A version of this has happened in real life with awful consequences. Some of the human datasets that machine learning algorithms are trained on are biased: for example, they are disproportionally images of white people, or even worse, white males. In 2015, Google released a photo app that classified images. It misclassified pictures of black people as Gorillas. This is just horrendous on multiple levels. The problem here might be that their training data set didn't include many pictures of non-white people. The labeling algorithms were accurate, just so long as you're white.
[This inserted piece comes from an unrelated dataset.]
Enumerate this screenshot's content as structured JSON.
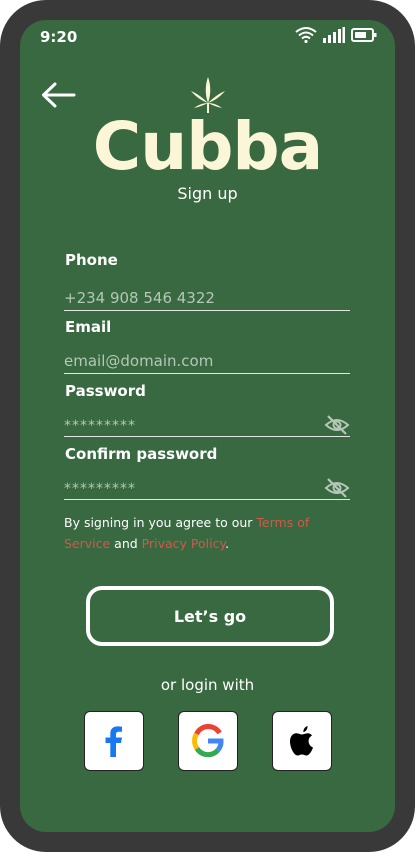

To test for bias in the dataset, we look at a number called prevalence which represents the fraction of the data set that's in a category. In our example, the prevalence of cats would be 0.95 and non-cats 0.05, which reveals a huge bias towards cats. This might be OK if the site was aimed at cat-lovers, but not so great if the site was trying to grow non-cat sales.

If you're doing any machine learning work for public consumption, you must consider prevalence.

One number to bind them all

Precision, recall, false discovery rate... there are lots of numbers here and it gets confusing. Why don't we create one metric that binds them all together? We would like a score of 1 for this metric to represent perfection, and 0 to represent total failure. Fortunately, there is such a metric and it's called the \(F_1\) score.

I won't go into the derivation here, but I will give you the formula:

\[F_1 = \frac{TP}{TP + \frac{1}{2}(FP + FN)}\]

(for those of you who want a bit more, it's the harmonic mean of precision and recall). 

Even the \(F_1\) score isn't the end of it. It weighs precision and recall equally, but in reality, that might not be what we want. For example, we might consider a false positive much worse than a false negative (sending an innocent person to jail rather than setting a guilty person free for example). In these kinds of cases, there's a weighting factor \(\beta\) we can apply.

We can define \(\beta\) as:

\[\beta = \frac{TP + FP}{TP + FN}\] and we can create a revised F score as:

\[F_\beta =  \frac{(1 + \beta^2) TP}{(1 + \beta^2) TP + \beta^2FN + FP}\]

All this looks a bit familiar

By the way, there are very obvious parallels here to statistics, specifically, \(\alpha\), \(\beta\), Type I, and Type II errors. We're getting quite close to statistical tests with some of these processes, which probably isn't surprising. Sadly, similar things are called by different names in different disciplines, a nice way to keep barriers to entry high.

Snakes and pirates

Both Python and R have libraries you can use that will give you the confusion matrix and quantities derived from it. In Python, you should look at confusion_matrix in scikit-learn. In R, you need confusionMatrix from the caret package.

What's next?

The confusion matrix is just the start. There are a several techniques based on it that you can use to effectively evaluate algorithms. In a future blog post, I'm going to look at something called Receiver Operating Characteristic which has a very interesting history.  The thought I want to leave you with is a simple one: the confusion matrix is a means of representing different ways of being right and wrong. You can use quantities derived from the matrix to indicate bias and to indicate correctness.